Work to be completed: Search the material below for the word "JSON". Copy every line that has it.

━━ Information supplied

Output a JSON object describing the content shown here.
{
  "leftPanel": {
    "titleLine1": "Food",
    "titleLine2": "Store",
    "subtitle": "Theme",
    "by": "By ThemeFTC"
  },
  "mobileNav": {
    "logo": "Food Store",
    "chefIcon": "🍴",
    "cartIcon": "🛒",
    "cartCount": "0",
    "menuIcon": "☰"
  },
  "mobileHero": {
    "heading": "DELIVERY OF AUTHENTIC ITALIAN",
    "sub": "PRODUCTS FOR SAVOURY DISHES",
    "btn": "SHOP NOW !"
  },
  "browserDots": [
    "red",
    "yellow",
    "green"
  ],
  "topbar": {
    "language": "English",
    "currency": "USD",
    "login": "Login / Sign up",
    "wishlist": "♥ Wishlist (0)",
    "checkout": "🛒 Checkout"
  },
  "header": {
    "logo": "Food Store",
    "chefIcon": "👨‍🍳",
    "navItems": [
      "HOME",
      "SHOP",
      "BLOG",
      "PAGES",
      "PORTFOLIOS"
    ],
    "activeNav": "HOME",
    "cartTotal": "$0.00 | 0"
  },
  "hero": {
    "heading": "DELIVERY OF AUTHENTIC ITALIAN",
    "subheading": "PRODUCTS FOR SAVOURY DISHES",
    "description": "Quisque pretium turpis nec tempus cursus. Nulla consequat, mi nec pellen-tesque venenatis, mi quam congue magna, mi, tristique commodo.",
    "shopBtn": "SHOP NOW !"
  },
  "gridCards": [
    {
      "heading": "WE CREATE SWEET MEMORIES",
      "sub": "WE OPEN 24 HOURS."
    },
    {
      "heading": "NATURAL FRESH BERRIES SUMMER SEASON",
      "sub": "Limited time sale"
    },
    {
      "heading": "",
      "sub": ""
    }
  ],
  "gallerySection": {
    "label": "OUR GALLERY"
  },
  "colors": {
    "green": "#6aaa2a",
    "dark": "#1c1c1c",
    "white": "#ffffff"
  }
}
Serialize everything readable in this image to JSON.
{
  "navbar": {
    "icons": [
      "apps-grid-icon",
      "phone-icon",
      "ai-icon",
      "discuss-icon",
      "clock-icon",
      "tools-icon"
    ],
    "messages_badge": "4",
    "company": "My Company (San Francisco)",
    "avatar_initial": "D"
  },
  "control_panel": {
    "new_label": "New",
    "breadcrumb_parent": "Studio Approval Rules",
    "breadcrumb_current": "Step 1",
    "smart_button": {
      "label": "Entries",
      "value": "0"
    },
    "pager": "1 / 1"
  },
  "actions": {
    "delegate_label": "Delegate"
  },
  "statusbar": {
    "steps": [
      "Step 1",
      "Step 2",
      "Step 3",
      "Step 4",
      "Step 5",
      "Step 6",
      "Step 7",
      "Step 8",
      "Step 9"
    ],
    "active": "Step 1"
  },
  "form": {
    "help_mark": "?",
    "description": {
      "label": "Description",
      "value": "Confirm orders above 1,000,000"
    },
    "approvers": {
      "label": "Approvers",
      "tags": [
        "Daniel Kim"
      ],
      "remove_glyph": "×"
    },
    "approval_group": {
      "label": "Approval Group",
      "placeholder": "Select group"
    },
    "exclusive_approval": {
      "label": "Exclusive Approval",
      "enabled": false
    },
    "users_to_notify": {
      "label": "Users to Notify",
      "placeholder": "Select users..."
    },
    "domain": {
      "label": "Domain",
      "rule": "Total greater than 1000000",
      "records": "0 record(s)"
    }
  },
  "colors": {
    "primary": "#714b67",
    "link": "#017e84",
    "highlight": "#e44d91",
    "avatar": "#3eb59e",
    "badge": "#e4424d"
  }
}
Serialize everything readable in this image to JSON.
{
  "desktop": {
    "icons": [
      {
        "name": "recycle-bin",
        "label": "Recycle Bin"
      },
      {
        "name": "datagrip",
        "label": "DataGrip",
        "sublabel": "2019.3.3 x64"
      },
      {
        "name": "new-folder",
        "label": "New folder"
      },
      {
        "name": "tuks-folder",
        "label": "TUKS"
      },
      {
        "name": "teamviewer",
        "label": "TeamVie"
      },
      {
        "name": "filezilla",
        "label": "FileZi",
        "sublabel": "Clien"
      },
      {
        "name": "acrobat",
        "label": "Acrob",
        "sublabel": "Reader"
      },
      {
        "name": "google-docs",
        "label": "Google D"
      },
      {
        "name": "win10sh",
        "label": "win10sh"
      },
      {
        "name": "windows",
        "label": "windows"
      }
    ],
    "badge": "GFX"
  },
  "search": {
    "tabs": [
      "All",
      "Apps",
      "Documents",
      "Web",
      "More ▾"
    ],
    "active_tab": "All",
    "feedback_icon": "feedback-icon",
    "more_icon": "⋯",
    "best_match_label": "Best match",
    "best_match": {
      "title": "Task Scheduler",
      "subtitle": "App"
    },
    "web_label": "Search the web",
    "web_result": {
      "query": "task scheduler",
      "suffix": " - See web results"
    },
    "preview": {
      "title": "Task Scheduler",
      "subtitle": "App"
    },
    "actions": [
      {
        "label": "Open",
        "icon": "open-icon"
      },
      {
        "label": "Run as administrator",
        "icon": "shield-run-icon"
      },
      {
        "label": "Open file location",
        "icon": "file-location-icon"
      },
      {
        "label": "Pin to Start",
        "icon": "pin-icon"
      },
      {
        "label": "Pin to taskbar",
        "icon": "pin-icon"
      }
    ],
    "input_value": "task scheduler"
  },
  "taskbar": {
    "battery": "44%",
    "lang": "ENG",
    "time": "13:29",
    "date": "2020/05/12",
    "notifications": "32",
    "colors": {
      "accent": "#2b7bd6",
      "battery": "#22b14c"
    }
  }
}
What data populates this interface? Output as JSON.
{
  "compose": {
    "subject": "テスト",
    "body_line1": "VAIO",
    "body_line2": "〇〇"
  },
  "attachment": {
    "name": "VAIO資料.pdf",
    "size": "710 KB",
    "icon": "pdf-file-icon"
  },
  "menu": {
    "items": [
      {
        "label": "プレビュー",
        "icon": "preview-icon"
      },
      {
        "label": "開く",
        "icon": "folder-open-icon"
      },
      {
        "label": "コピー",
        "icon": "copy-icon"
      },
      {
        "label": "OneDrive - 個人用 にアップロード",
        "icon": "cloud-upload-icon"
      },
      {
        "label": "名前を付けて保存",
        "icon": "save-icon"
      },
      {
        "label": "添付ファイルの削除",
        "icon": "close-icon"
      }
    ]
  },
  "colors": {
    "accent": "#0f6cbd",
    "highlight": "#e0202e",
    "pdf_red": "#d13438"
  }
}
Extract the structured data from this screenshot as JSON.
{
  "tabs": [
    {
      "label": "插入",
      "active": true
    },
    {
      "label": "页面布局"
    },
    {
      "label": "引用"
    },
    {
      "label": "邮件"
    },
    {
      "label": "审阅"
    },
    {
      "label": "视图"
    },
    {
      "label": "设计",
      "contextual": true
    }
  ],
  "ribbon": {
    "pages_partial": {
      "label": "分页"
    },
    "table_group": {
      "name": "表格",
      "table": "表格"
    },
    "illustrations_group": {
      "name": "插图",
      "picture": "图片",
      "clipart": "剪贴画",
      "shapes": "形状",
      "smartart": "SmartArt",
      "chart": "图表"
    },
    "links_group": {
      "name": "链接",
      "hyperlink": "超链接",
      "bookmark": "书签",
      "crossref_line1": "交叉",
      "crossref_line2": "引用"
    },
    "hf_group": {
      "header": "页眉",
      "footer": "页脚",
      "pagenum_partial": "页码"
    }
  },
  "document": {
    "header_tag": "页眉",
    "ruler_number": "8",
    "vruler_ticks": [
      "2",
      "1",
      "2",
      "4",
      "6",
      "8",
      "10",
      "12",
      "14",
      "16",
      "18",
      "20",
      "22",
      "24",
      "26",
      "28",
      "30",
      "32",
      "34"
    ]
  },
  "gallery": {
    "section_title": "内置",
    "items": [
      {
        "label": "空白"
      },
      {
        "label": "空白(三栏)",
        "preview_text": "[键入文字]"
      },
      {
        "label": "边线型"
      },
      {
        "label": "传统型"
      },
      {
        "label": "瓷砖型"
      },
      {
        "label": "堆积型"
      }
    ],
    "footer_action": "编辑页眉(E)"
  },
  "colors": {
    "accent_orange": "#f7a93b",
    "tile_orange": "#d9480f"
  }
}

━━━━

Response:
Output a JSON object describing the content shown here.
Serialize everything readable in this image to JSON.
Serialize everything readable in this image to JSON.
What data populates this interface? Output as JSON.
Extract the structured data from this screenshot as JSON.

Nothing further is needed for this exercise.